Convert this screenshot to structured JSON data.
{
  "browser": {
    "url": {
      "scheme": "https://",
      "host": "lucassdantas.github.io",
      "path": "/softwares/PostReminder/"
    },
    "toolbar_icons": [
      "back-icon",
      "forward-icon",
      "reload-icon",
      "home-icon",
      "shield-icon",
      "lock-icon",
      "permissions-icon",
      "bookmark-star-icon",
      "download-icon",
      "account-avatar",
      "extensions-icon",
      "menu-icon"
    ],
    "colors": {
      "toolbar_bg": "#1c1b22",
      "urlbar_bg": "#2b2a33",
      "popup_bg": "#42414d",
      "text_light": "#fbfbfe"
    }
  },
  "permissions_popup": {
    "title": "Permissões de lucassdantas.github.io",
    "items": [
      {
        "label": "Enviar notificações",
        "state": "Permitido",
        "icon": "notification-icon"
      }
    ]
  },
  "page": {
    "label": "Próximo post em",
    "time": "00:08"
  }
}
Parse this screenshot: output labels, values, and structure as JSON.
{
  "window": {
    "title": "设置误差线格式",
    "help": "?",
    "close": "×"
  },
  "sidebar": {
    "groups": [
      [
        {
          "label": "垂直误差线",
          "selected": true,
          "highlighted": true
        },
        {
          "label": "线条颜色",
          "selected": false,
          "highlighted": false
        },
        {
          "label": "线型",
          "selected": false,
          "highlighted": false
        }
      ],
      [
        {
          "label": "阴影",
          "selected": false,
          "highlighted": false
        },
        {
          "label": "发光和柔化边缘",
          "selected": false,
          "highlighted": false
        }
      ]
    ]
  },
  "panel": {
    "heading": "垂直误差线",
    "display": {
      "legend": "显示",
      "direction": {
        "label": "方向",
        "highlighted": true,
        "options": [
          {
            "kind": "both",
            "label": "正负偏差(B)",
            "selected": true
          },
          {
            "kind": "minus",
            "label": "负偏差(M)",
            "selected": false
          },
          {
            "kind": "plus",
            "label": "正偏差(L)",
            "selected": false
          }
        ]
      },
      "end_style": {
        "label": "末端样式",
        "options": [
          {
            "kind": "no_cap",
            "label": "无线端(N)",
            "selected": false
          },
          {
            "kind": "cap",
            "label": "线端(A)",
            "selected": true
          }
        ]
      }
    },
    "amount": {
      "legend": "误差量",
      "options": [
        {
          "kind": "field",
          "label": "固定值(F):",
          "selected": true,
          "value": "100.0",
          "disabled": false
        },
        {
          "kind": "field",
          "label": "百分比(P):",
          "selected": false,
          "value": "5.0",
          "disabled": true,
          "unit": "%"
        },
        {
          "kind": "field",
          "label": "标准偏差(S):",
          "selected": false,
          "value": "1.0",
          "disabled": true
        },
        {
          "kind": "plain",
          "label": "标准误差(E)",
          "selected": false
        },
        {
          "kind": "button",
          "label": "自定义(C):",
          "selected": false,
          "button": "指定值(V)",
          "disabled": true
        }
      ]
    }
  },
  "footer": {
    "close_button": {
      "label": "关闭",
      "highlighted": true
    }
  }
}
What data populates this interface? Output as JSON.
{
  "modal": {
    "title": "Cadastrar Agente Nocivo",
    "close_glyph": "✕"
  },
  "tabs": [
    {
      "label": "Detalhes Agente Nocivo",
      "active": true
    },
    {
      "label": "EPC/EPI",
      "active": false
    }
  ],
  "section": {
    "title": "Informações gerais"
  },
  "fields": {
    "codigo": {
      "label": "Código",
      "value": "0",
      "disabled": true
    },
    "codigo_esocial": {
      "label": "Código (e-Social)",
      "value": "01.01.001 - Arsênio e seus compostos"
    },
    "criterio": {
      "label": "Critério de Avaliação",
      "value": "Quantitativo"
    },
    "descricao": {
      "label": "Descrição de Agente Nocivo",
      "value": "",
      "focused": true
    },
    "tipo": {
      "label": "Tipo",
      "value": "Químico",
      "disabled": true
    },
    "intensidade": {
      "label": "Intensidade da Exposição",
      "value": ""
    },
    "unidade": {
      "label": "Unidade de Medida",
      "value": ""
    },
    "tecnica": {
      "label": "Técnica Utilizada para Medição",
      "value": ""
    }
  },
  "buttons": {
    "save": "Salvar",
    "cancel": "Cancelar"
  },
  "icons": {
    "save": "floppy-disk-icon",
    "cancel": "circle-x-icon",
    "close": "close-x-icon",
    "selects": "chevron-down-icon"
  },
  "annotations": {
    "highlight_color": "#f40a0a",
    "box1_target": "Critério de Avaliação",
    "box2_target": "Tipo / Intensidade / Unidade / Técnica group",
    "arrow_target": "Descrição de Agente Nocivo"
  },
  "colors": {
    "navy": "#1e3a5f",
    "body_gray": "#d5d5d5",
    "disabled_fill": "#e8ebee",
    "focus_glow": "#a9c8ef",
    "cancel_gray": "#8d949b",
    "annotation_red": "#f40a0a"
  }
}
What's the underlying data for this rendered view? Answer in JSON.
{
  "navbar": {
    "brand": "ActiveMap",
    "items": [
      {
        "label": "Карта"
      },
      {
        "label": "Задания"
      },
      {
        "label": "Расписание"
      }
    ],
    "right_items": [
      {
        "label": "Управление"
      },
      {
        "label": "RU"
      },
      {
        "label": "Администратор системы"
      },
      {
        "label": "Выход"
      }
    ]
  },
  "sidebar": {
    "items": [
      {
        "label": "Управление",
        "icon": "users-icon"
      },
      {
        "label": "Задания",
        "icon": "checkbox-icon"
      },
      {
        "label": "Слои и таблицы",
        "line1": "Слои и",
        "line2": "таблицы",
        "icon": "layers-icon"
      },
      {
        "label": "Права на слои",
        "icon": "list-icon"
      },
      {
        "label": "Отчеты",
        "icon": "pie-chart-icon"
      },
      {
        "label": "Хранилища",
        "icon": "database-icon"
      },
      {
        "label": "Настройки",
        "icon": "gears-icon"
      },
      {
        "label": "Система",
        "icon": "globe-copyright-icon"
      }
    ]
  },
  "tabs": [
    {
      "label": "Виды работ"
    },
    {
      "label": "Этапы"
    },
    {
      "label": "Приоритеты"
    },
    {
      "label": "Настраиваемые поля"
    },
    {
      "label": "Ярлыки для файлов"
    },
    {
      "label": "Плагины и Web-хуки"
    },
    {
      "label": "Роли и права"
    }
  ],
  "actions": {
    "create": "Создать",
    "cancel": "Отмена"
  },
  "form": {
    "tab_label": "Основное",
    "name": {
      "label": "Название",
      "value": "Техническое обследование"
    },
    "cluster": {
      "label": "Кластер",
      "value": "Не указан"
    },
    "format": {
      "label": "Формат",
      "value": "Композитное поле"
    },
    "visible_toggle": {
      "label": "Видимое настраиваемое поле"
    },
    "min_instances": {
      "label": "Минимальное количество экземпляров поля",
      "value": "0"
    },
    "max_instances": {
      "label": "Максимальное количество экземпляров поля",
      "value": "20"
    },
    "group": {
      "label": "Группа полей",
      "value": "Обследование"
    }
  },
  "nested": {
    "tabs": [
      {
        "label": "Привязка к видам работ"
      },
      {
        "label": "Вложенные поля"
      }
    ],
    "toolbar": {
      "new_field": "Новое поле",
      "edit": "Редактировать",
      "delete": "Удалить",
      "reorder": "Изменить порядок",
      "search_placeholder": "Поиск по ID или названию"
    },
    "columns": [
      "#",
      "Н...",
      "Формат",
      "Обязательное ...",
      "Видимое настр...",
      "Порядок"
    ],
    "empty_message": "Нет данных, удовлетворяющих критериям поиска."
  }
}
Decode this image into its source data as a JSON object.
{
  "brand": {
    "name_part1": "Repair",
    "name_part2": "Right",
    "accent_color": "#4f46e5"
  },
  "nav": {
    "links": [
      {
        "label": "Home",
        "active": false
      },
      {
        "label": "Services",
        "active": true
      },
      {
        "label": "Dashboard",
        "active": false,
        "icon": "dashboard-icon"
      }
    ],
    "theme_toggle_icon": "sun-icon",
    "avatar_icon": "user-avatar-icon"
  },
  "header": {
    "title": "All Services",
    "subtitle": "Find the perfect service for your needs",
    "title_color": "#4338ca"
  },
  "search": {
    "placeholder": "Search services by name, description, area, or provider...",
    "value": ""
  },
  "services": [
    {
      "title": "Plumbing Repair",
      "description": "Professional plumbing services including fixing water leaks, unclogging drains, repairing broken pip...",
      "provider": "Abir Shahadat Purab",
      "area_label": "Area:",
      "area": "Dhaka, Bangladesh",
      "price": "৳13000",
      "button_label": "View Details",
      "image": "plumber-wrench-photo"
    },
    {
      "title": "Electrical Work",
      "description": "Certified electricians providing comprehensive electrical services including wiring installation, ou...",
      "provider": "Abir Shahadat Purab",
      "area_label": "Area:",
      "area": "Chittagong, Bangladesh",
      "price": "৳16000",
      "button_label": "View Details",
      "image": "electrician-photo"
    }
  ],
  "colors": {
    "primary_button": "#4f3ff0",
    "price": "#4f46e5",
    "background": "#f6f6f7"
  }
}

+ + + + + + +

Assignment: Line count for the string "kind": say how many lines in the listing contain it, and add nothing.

Finished task: 10